By chance I came across the Localism Act. I was in a waiting room and there was an article about the Localism Act and how community groups should use it as legislation and from then on I started reading about the Localism Act and that led me into neighbourhood planning. We went to the council, the planning people met me and some other community groups and suggested materials to read. I was in the middle of doing that and COVID-19 happened. The mechanism the government put there, ironically could benefit community groups in a way that I don’t think the government would like. I am quite excited about the legislation if we are clever about it.
One aspect of that legislation is the Asset of Community Value (ACV). Have you come across that when you were looking to safeguard and secure the future or at least prevent the planning application on the Free Butt?
I was explained that it is not a given just because you become an ACV. In fact, if you flag yourself up as ACV, there are so many solicitors out there fighting for ACV you can also put a target on your back as a community group. Then I spoke to David Boyle who has had his own experience with ACV and he advised me that because Brighton Council hadn’t defined ACV in a way that other council have around the country, that limited the power of ACV. For someone like myself, Brighton Council needs to put in legislation, so then as a community group could give strength and power to go forward, not just for us, but for other community groups around Brighton who want to secure a potential building as a ACV.
It sounds like a little bit like postcode lottery. If your local authority has interpreted the ACV in a pro-community sense or even developed the national guidelines or has left it ambiguous at the moment.
I wouldn’t even say the Council, it is the planners, the people in the planning department might see it as another headache. But I think ACV could work really well for Brighton Council because if communities were given that power to take over buildings near them to support their local community it could be a vote winner. Rather than people being imposed something they don’t want in their community.
What would you see to make the ACV a better vehicle for change? What kind of things would you like to see as a community activist and chair of different community groups?
More advice, more workshops. This is pre COVID-19. Accessing information and support. Sometimes it hurts my head because I am not a trained solicitor. The language of the legislation is jargonistic. You have to decipher. One part of neighbourhood planning was much clearer than another lot of planning information. You have to go through a lot of information I personally wasn’t trained in. You could translate it into laymen’s terms. It’s a responsibility, that is the flipside of it. The community then has to be the custodian of the building. That is why this process should be easier. It repels people I think.
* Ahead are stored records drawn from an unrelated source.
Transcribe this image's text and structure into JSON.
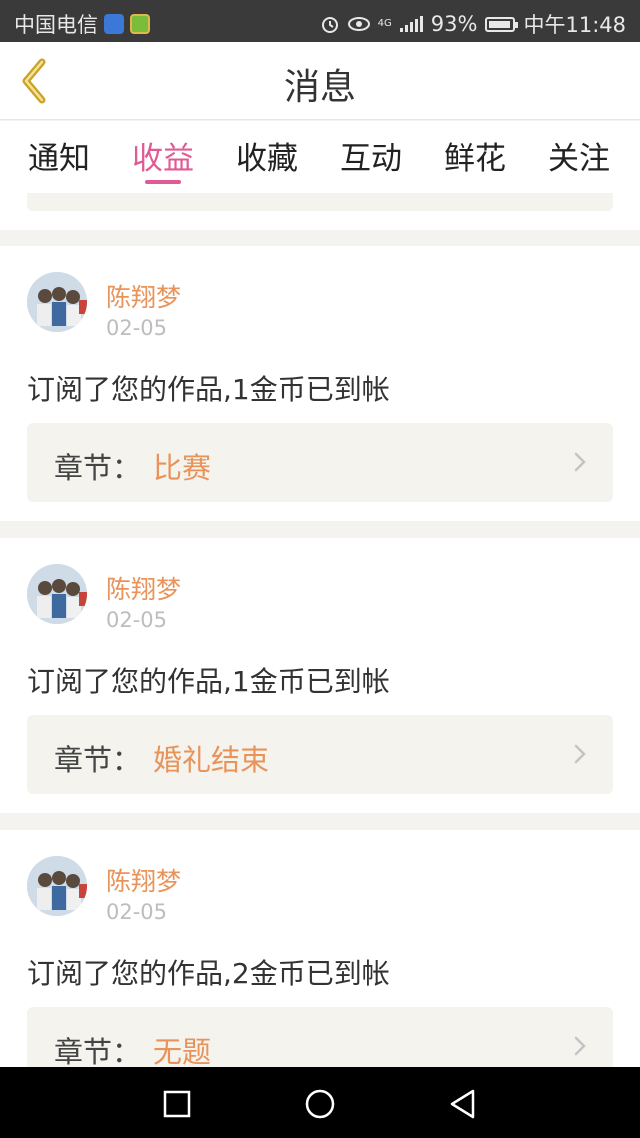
{
  "status_bar": {
    "carrier": "中国电信",
    "network": "4G",
    "battery": "93%",
    "battery_level": 0.93,
    "time": "中午11:48"
  },
  "header": {
    "title": "消息",
    "back_icon": "chevron-left-icon"
  },
  "tabs": [
    {
      "label": "通知",
      "active": false
    },
    {
      "label": "收益",
      "active": true
    },
    {
      "label": "收藏",
      "active": false
    },
    {
      "label": "互动",
      "active": false
    },
    {
      "label": "鲜花",
      "active": false
    },
    {
      "label": "关注",
      "active": false
    }
  ],
  "messages": [
    {
      "user": "陈翔梦",
      "date": "02-05",
      "text": "订阅了您的作品,1金币已到帐",
      "chapter_label": "章节：",
      "chapter": "比赛"
    },
    {
      "user": "陈翔梦",
      "date": "02-05",
      "text": "订阅了您的作品,1金币已到帐",
      "chapter_label": "章节：",
      "chapter": "婚礼结束"
    },
    {
      "user": "陈翔梦",
      "date": "02-05",
      "text": "订阅了您的作品,2金币已到帐",
      "chapter_label": "章节：",
      "chapter": "无题"
    }
  ],
  "colors": {
    "accent": "#e05b94",
    "name_orange": "#e8935a",
    "back_icon_gold": "#c9a227"
  },
  "nav_icons": [
    "square-icon",
    "circle-icon",
    "triangle-back-icon"
  ]
}
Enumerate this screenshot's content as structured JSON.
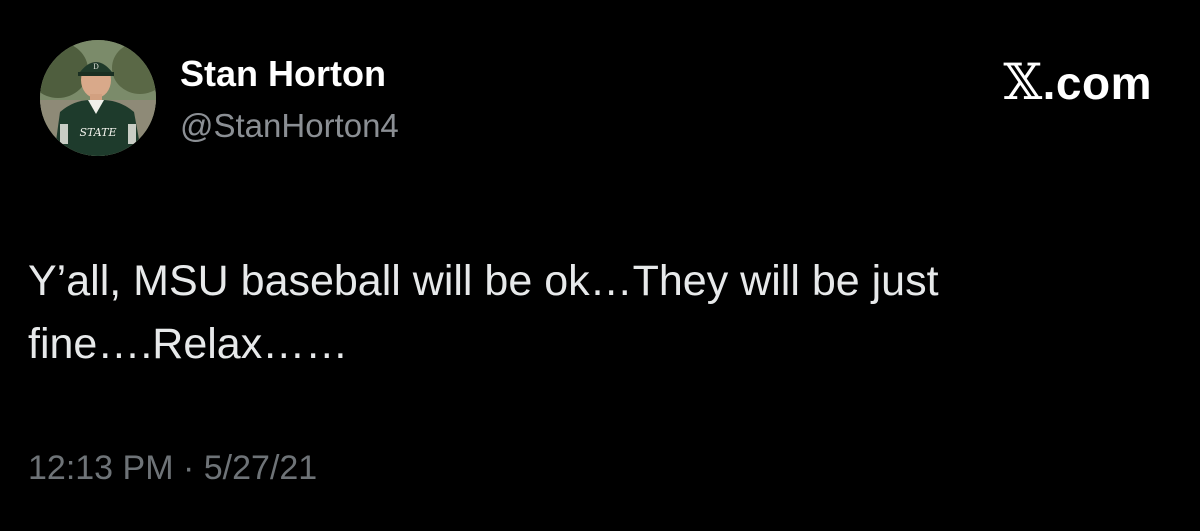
{
  "author": {
    "name": "Stan Horton",
    "handle": "@StanHorton4",
    "avatar_jersey_text": "STATE"
  },
  "brand": {
    "label": ".com",
    "icon": "x-logo-icon"
  },
  "tweet": {
    "text": "Y’all, MSU baseball will be ok…They will be just\nfine….Relax……",
    "time": "12:13 PM",
    "separator": "·",
    "date": "5/27/21"
  },
  "colors": {
    "background": "#000000",
    "primary_text": "#e7e9ea",
    "secondary_text": "#8b8f94"
  }
}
One of the accusations we got was being “NIMBY”. So “not in my back yard” about the housing. Because the estate was purpose built with a specific amount of households, we can’t take more people…. 36 more individuals would live down here with no parking facilities, no areas to take their families, we were worried about the impact on the greater estate because it has been built that a specific amount of households would be based there. With antisocial behaviour and other city-wide concerns when you live in central Brighton, because we have a lot of vulnerable people, it is not right, more vulnerable people could become a negative cocktail. That is one of the things people had against us. We are not opposed to homeless, vulnerable or temporary people being housed whatsoever but we don’t think it’s appropriate in the space they are suggesting.
Interview with Sarah McCarthy, community champion and elected chairperson of the Phoenix Estate Community Association, a neighbourhood of social housing in central Brighton, and chair of Hanover and Elm Grove Community Forum (HEG) for Hanover and Elm Grove, by Tom Goodridge, Community Engagement Officer, Brighton & Hove City Council.
This article appears in the book The Power of Civic Ecosystems: How community spaces and their networks make our cities more cooperative, fair and resilient.